In general, the forthcoming regulations will prevent inverted companies from using certain techniques to access the overseas earnings of the U.S. company’s foreign subsidiaries without being subject to US tax. This would close a loophole to prevent inverted companies from transferring cash or property from a controlled foreign corporation to a new parent to completely avoid U.S. tax, and make it more difficult for U.S. entities to invert.

Notice 2014-52 further added that regulations will generally apply to transactions completed on or after Sept. 22, 2014.

“Investment in US property” inclusion is not qualified dividend – Tax Court affirms

In Osvaldo Rodriguez et ux V. Commissioner, the fifth circuit recently upheld the decision in a transaction involving inclusion of IRC 956 income with respect to the taxpayers’ Controlled Foreign Corporation (CFC) in Mexico.

Osvaldo and Ana Rodriguez, husband and wife, were citizens of Mexico and permanent residents of the U.S. They were the sole shareholders of Editora Paso del Norte, S.A. de C.V. (Editora). Editora had been incorporated in 1976 under Mexican  law, and in 2001 it had established operations in the U.S. as a branch under the name Editora Paso del Norte, S.A. de C.V., Inc.—a controlled foreign corporation (CFC).  On their amended 2003 and original 2004 U.S. federal income tax returns, the taxpayers included in gross income $1,585,527 and $1,478,202, respectively, for amounts of Editora’s earnings invested in U.S. property and taxable directly under IRC 951(a)(1)(B) and IRC 956. 

Taxpayers treated the IRC 951 inclusions as qualified dividend income subject to preferential qualified dividend rates. IRS determined that the Code Sec.  951 inclusions were taxable at ordinary income rates.
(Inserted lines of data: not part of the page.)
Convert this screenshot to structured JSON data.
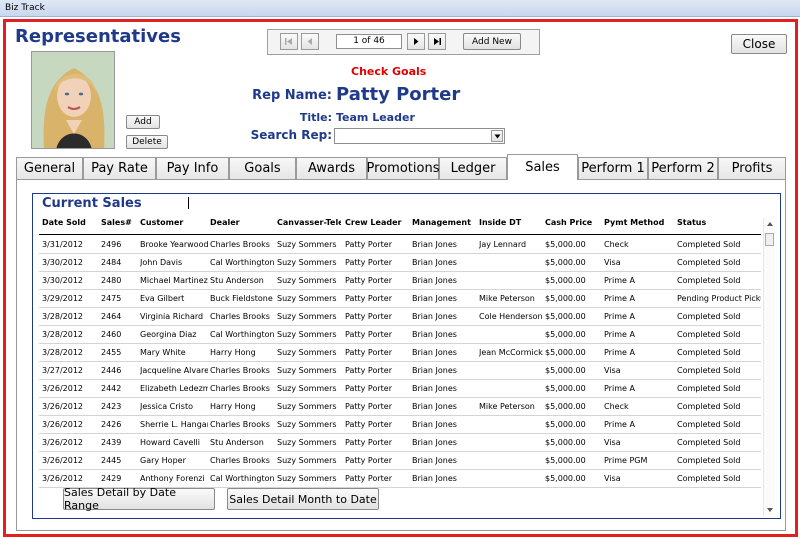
{
  "window": {
    "title": "Biz Track"
  },
  "page": {
    "title": "Representatives"
  },
  "photo": {
    "add_label": "Add",
    "delete_label": "Delete"
  },
  "navigator": {
    "record_text": "1 of 46",
    "add_new_label": "Add New"
  },
  "close_label": "Close",
  "check_goals_label": "Check Goals",
  "rep": {
    "name_label": "Rep Name:",
    "name_value": "Patty Porter",
    "title_label": "Title:",
    "title_value": "Team Leader",
    "search_label": "Search Rep:",
    "search_value": ""
  },
  "tabs": [
    {
      "label": "General"
    },
    {
      "label": "Pay Rate"
    },
    {
      "label": "Pay Info"
    },
    {
      "label": "Goals"
    },
    {
      "label": "Awards"
    },
    {
      "label": "Promotions"
    },
    {
      "label": "Ledger"
    },
    {
      "label": "Sales"
    },
    {
      "label": "Perform 1"
    },
    {
      "label": "Perform 2"
    },
    {
      "label": "Profits"
    }
  ],
  "active_tab": "Sales",
  "sales": {
    "title": "Current Sales",
    "columns": [
      "Date Sold",
      "Sales#",
      "Customer",
      "Dealer",
      "Canvasser-Tele",
      "Crew Leader",
      "Management",
      "Inside DT",
      "Cash Price",
      "Pymt Method",
      "Status"
    ],
    "rows": [
      [
        "3/31/2012",
        "2496",
        "Brooke Yearwood",
        "Charles Brooks",
        "Suzy Sommers",
        "Patty Porter",
        "Brian Jones",
        "Jay Lennard",
        "$5,000.00",
        "Check",
        "Completed Sold"
      ],
      [
        "3/30/2012",
        "2484",
        "John Davis",
        "Cal Worthington",
        "Suzy Sommers",
        "Patty Porter",
        "Brian Jones",
        "",
        "$5,000.00",
        "Visa",
        "Completed Sold"
      ],
      [
        "3/30/2012",
        "2480",
        "Michael Martinez",
        "Stu Anderson",
        "Suzy Sommers",
        "Patty Porter",
        "Brian Jones",
        "",
        "$5,000.00",
        "Prime A",
        "Completed Sold"
      ],
      [
        "3/29/2012",
        "2475",
        "Eva Gilbert",
        "Buck Fieldstone",
        "Suzy Sommers",
        "Patty Porter",
        "Brian Jones",
        "Mike Peterson",
        "$5,000.00",
        "Prime A",
        "Pending Product Pickup"
      ],
      [
        "3/28/2012",
        "2464",
        "Virginia Richard",
        "Charles Brooks",
        "Suzy Sommers",
        "Patty Porter",
        "Brian Jones",
        "Cole Henderson",
        "$5,000.00",
        "Prime A",
        "Completed Sold"
      ],
      [
        "3/28/2012",
        "2460",
        "Georgina Diaz",
        "Cal Worthington",
        "Suzy Sommers",
        "Patty Porter",
        "Brian Jones",
        "",
        "$5,000.00",
        "Prime A",
        "Completed Sold"
      ],
      [
        "3/28/2012",
        "2455",
        "Mary White",
        "Harry Hong",
        "Suzy Sommers",
        "Patty Porter",
        "Brian Jones",
        "Jean McCormick",
        "$5,000.00",
        "Prime A",
        "Completed Sold"
      ],
      [
        "3/27/2012",
        "2446",
        "Jacqueline Alvarez",
        "Charles Brooks",
        "Suzy Sommers",
        "Patty Porter",
        "Brian Jones",
        "",
        "$5,000.00",
        "Visa",
        "Completed Sold"
      ],
      [
        "3/26/2012",
        "2442",
        "Elizabeth Ledezma",
        "Charles Brooks",
        "Suzy Sommers",
        "Patty Porter",
        "Brian Jones",
        "",
        "$5,000.00",
        "Prime A",
        "Completed Sold"
      ],
      [
        "3/26/2012",
        "2423",
        "Jessica Cristo",
        "Harry Hong",
        "Suzy Sommers",
        "Patty Porter",
        "Brian Jones",
        "Mike Peterson",
        "$5,000.00",
        "Check",
        "Completed Sold"
      ],
      [
        "3/26/2012",
        "2426",
        "Sherrie L. Hangan",
        "Charles Brooks",
        "Suzy Sommers",
        "Patty Porter",
        "Brian Jones",
        "",
        "$5,000.00",
        "Prime A",
        "Completed Sold"
      ],
      [
        "3/26/2012",
        "2439",
        "Howard Cavelli",
        "Stu Anderson",
        "Suzy Sommers",
        "Patty Porter",
        "Brian Jones",
        "",
        "$5,000.00",
        "Visa",
        "Completed Sold"
      ],
      [
        "3/26/2012",
        "2445",
        "Gary Hoper",
        "Charles Brooks",
        "Suzy Sommers",
        "Patty Porter",
        "Brian Jones",
        "",
        "$5,000.00",
        "Prime PGM",
        "Completed Sold"
      ],
      [
        "3/26/2012",
        "2429",
        "Anthony Forenzi",
        "Cal Worthington",
        "Suzy Sommers",
        "Patty Porter",
        "Brian Jones",
        "",
        "$5,000.00",
        "Visa",
        "Completed Sold"
      ]
    ],
    "date_range_button": "Sales Detail by Date Range",
    "month_to_date_button": "Sales Detail Month to Date"
  },
  "colors": {
    "frame": "#e32020",
    "heading": "#1f3a8a",
    "alert": "#e00000"
  }
}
The fifth circuit upheld the decision and ruled that the amounts included in the Rodriguez’s gross income under IRC 951(a)(1)(B) and IRC 956 with respect to their CFC’s investments in U.S. property were not qualified dividend  income under IRC 1(h)(11).